:: Extracted information ::
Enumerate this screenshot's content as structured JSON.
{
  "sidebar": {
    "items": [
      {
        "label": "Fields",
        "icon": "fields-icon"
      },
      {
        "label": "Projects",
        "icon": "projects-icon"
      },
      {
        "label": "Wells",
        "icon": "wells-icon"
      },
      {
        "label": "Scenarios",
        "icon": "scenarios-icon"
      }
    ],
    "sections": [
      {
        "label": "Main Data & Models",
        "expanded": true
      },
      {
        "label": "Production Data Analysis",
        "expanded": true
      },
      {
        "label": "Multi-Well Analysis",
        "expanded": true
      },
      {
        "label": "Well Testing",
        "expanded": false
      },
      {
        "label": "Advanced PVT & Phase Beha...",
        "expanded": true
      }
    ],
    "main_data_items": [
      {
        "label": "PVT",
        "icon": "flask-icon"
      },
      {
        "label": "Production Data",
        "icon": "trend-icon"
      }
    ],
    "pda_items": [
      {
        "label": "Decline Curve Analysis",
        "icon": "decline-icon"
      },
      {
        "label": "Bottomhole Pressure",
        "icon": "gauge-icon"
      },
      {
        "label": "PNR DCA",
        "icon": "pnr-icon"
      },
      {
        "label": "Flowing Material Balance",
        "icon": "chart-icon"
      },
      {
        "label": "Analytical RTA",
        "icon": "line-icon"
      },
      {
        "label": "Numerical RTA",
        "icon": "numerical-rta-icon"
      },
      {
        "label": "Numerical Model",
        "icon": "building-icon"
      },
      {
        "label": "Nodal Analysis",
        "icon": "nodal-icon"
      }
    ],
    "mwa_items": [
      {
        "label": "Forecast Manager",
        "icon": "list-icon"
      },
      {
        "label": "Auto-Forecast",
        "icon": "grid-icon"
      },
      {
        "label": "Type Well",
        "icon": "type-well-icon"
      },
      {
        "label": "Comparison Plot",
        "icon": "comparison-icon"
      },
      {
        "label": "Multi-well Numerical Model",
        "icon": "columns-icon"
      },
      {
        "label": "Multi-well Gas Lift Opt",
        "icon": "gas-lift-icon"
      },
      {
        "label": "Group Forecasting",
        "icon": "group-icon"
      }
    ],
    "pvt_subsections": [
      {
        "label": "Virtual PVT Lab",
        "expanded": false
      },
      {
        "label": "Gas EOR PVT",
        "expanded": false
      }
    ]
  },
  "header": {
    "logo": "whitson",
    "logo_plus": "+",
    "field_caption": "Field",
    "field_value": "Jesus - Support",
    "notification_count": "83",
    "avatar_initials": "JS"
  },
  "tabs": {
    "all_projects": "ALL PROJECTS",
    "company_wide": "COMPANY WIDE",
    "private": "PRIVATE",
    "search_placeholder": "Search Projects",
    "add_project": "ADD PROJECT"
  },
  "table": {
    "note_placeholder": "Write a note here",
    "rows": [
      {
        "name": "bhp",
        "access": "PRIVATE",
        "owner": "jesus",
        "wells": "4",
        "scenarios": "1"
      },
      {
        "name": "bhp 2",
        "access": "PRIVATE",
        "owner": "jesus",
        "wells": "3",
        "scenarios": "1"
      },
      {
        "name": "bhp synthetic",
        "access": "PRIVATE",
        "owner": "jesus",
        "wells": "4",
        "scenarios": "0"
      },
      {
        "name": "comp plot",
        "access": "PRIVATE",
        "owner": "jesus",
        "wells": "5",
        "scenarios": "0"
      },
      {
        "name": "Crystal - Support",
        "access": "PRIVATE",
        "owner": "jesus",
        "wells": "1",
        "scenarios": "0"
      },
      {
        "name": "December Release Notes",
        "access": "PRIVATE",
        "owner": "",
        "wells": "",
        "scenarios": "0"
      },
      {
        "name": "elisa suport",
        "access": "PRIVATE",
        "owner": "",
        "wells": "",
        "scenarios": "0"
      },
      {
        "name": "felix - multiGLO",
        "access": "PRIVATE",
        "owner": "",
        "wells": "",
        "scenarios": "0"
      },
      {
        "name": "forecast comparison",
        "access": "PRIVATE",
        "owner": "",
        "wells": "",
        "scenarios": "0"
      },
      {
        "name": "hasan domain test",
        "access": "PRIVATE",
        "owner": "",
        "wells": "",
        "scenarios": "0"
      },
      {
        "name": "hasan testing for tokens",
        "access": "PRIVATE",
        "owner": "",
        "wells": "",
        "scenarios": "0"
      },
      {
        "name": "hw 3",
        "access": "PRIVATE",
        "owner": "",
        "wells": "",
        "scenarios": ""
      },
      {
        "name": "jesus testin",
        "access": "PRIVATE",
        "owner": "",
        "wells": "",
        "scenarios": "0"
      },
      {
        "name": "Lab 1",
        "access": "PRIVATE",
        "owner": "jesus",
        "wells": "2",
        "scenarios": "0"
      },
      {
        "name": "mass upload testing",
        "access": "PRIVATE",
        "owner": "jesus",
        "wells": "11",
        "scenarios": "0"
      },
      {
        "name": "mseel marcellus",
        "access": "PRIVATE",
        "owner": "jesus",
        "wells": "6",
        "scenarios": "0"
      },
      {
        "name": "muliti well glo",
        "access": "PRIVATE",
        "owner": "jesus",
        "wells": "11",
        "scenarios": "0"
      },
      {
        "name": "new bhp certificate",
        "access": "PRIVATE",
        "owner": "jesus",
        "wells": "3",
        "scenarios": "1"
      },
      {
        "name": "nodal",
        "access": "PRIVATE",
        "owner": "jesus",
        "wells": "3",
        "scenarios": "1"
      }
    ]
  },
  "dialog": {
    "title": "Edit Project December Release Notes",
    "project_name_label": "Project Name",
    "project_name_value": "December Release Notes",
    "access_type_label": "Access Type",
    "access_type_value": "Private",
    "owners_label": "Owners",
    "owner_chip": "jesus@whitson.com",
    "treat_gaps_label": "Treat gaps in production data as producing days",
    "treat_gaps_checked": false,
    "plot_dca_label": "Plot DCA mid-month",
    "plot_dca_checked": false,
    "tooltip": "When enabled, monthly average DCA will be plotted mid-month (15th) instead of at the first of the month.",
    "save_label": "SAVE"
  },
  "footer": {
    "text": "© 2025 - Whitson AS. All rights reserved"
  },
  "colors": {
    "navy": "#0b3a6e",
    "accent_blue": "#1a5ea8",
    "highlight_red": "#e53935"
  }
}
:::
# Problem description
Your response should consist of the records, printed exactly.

# Expected answer
Enumerate this screenshot's content as structured JSON.
{
  "sidebar": {
    "items": [
      {
        "label": "Fields",
        "icon": "fields-icon"
      },
      {
        "label": "Projects",
        "icon": "projects-icon"
      },
      {
        "label": "Wells",
        "icon": "wells-icon"
      },
      {
        "label": "Scenarios",
        "icon": "scenarios-icon"
      }
    ],
    "sections": [
      {
        "label": "Main Data & Models",
        "expanded": true
      },
      {
        "label": "Production Data Analysis",
        "expanded": true
      },
      {
        "label": "Multi-Well Analysis",
        "expanded": true
      },
      {
        "label": "Well Testing",
        "expanded": false
      },
      {
        "label": "Advanced PVT & Phase Beha...",
        "expanded": true
      }
    ],
    "main_data_items": [
      {
        "label": "PVT",
        "icon": "flask-icon"
      },
      {
        "label": "Production Data",
        "icon": "trend-icon"
      }
    ],
    "pda_items": [
      {
        "label": "Decline Curve Analysis",
        "icon": "decline-icon"
      },
      {
        "label": "Bottomhole Pressure",
        "icon": "gauge-icon"
      },
      {
        "label": "PNR DCA",
        "icon": "pnr-icon"
      },
      {
        "label": "Flowing Material Balance",
        "icon": "chart-icon"
      },
      {
        "label": "Analytical RTA",
        "icon": "line-icon"
      },
      {
        "label": "Numerical RTA",
        "icon": "numerical-rta-icon"
      },
      {
        "label": "Numerical Model",
        "icon": "building-icon"
      },
      {
        "label": "Nodal Analysis",
        "icon": "nodal-icon"
      }
    ],
    "mwa_items": [
      {
        "label": "Forecast Manager",
        "icon": "list-icon"
      },
      {
        "label": "Auto-Forecast",
        "icon": "grid-icon"
      },
      {
        "label": "Type Well",
        "icon": "type-well-icon"
      },
      {
        "label": "Comparison Plot",
        "icon": "comparison-icon"
      },
      {
        "label": "Multi-well Numerical Model",
        "icon": "columns-icon"
      },
      {
        "label": "Multi-well Gas Lift Opt",
        "icon": "gas-lift-icon"
      },
      {
        "label": "Group Forecasting",
        "icon": "group-icon"
      }
    ],
    "pvt_subsections": [
      {
        "label": "Virtual PVT Lab",
        "expanded": false
      },
      {
        "label": "Gas EOR PVT",
        "expanded": false
      }
    ]
  },
  "header": {
    "logo": "whitson",
    "logo_plus": "+",
    "field_caption": "Field",
    "field_value": "Jesus - Support",
    "notification_count": "83",
    "avatar_initials": "JS"
  },
  "tabs": {
    "all_projects": "ALL PROJECTS",
    "company_wide": "COMPANY WIDE",
    "private": "PRIVATE",
    "search_placeholder": "Search Projects",
    "add_project": "ADD PROJECT"
  },
  "table": {
    "note_placeholder": "Write a note here",
    "rows": [
      {
        "name": "bhp",
        "access": "PRIVATE",
        "owner": "jesus",
        "wells": "4",
        "scenarios": "1"
      },
      {
        "name": "bhp 2",
        "access": "PRIVATE",
        "owner": "jesus",
        "wells": "3",
        "scenarios": "1"
      },
      {
        "name": "bhp synthetic",
        "access": "PRIVATE",
        "owner": "jesus",
        "wells": "4",
        "scenarios": "0"
      },
      {
        "name": "comp plot",
        "access": "PRIVATE",
        "owner": "jesus",
        "wells": "5",
        "scenarios": "0"
      },
      {
        "name": "Crystal - Support",
        "access": "PRIVATE",
        "owner": "jesus",
        "wells": "1",
        "scenarios": "0"
      },
      {
        "name": "December Release Notes",
        "access": "PRIVATE",
        "owner": "",
        "wells": "",
        "scenarios": "0"
      },
      {
        "name": "elisa suport",
        "access": "PRIVATE",
        "owner": "",
        "wells": "",
        "scenarios": "0"
      },
      {
        "name": "felix - multiGLO",
        "access": "PRIVATE",
        "owner": "",
        "wells": "",
        "scenarios": "0"
      },
      {
        "name": "forecast comparison",
        "access": "PRIVATE",
        "owner": "",
        "wells": "",
        "scenarios": "0"
      },
      {
        "name": "hasan domain test",
        "access": "PRIVATE",
        "owner": "",
        "wells": "",
        "scenarios": "0"
      },
      {
        "name": "hasan testing for tokens",
        "access": "PRIVATE",
        "owner": "",
        "wells": "",
        "scenarios": "0"
      },
      {
        "name": "hw 3",
        "access": "PRIVATE",
        "owner": "",
        "wells": "",
        "scenarios": ""
      },
      {
        "name": "jesus testin",
        "access": "PRIVATE",
        "owner": "",
        "wells": "",
        "scenarios": "0"
      },
      {
        "name": "Lab 1",
        "access": "PRIVATE",
        "owner": "jesus",
        "wells": "2",
        "scenarios": "0"
      },
      {
        "name": "mass upload testing",
        "access": "PRIVATE",
        "owner": "jesus",
        "wells": "11",
        "scenarios": "0"
      },
      {
        "name": "mseel marcellus",
        "access": "PRIVATE",
        "owner": "jesus",
        "wells": "6",
        "scenarios": "0"
      },
      {
        "name": "muliti well glo",
        "access": "PRIVATE",
        "owner": "jesus",
        "wells": "11",
        "scenarios": "0"
      },
      {
        "name": "new bhp certificate",
        "access": "PRIVATE",
        "owner": "jesus",
        "wells": "3",
        "scenarios": "1"
      },
      {
        "name": "nodal",
        "access": "PRIVATE",
        "owner": "jesus",
        "wells": "3",
        "scenarios": "1"
      }
    ]
  },
  "dialog": {
    "title": "Edit Project December Release Notes",
    "project_name_label": "Project Name",
    "project_name_value": "December Release Notes",
    "access_type_label": "Access Type",
    "access_type_value": "Private",
    "owners_label": "Owners",
    "owner_chip": "jesus@whitson.com",
    "treat_gaps_label": "Treat gaps in production data as producing days",
    "treat_gaps_checked": false,
    "plot_dca_label": "Plot DCA mid-month",
    "plot_dca_checked": false,
    "tooltip": "When enabled, monthly average DCA will be plotted mid-month (15th) instead of at the first of the month.",
    "save_label": "SAVE"
  },
  "footer": {
    "text": "© 2025 - Whitson AS. All rights reserved"
  },
  "colors": {
    "navy": "#0b3a6e",
    "accent_blue": "#1a5ea8",
    "highlight_red": "#e53935"
  }
}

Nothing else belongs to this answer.